• Waterlillies
  • Envoluptuosity (Kinetic/Sire/Reprise) 1992 
  • Tempted (Kinetic/Sire/Reprise) 1994 

On first listen, the music of New York City’s Waterlillies — singer Sandra Jill Alikas-St. Thomas and instrumentalist Ray Carroll — could easily be shelved alongside Book of Love and A Flock of Seagulls: thin, catchy synthpop with a recently expired sell-by date. But Envoluptuousity is redeemed by several factors, including Alikas’ flexible, disciplined soprano and Carroll’s sterling production.

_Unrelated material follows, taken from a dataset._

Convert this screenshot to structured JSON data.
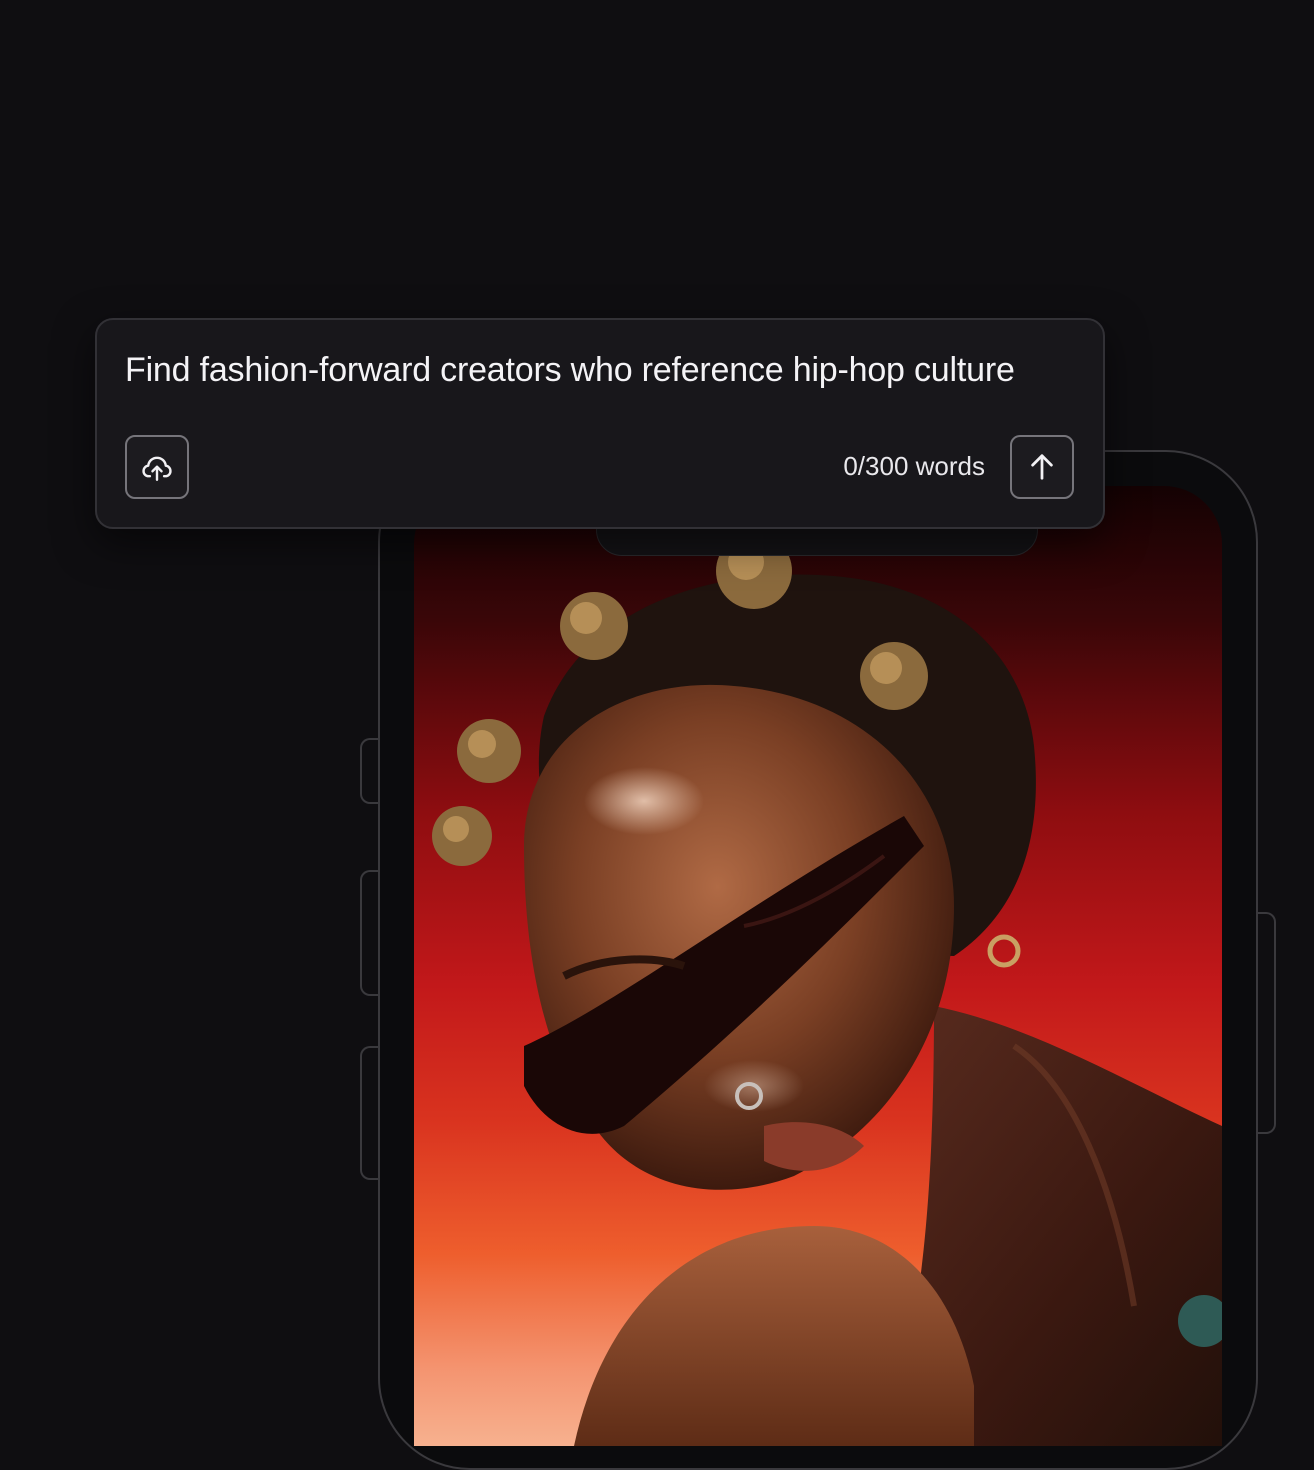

Despite lyrics that tend toward the tone of diary entries (not always a bad thing), the stylistic range the two bring to their songwriting buoys the nine cuts, from the dreamy “Sunshine Like You” and “Hip to My Way” (Alikas’ take on Carroll’s life as a young urban homosexual) through the piano-based house of “Tired of You” and a couple of ballads, “The Only One (I Could Stand)” and “Mermaid Song.”

Although the debut sank with barely a ripple, the two returned two years later with Tempted. The album kicks off with the title tune, a rousing dance track that garnered a fair share of radio and club play; released as the followup single, “Never Get Enough,” fared even better thanks to a couple of minimal but muscular remixes by Junior Vasquez. Elsewhere, “Supersonic” incorporates elements of trance, “I Don’t Want Your Love” uses a hip-hop beat, and Alikas flexes her developing diva chops on down-tempo numbers like “How Does It Feel?” and “Take My Breath Away” (not a Berlin cover). Except for a wholly unnecessary a cappella rendition of Bacharach/David’s “Close to You,” the Waterlillies’ sophomore album stretches the boundaries of a limited aesthetic palette with greater returns than the debut. That wasn’t enough to keep the duo together, however, and they parted ways in 1995.

[Kurt B. Reighley]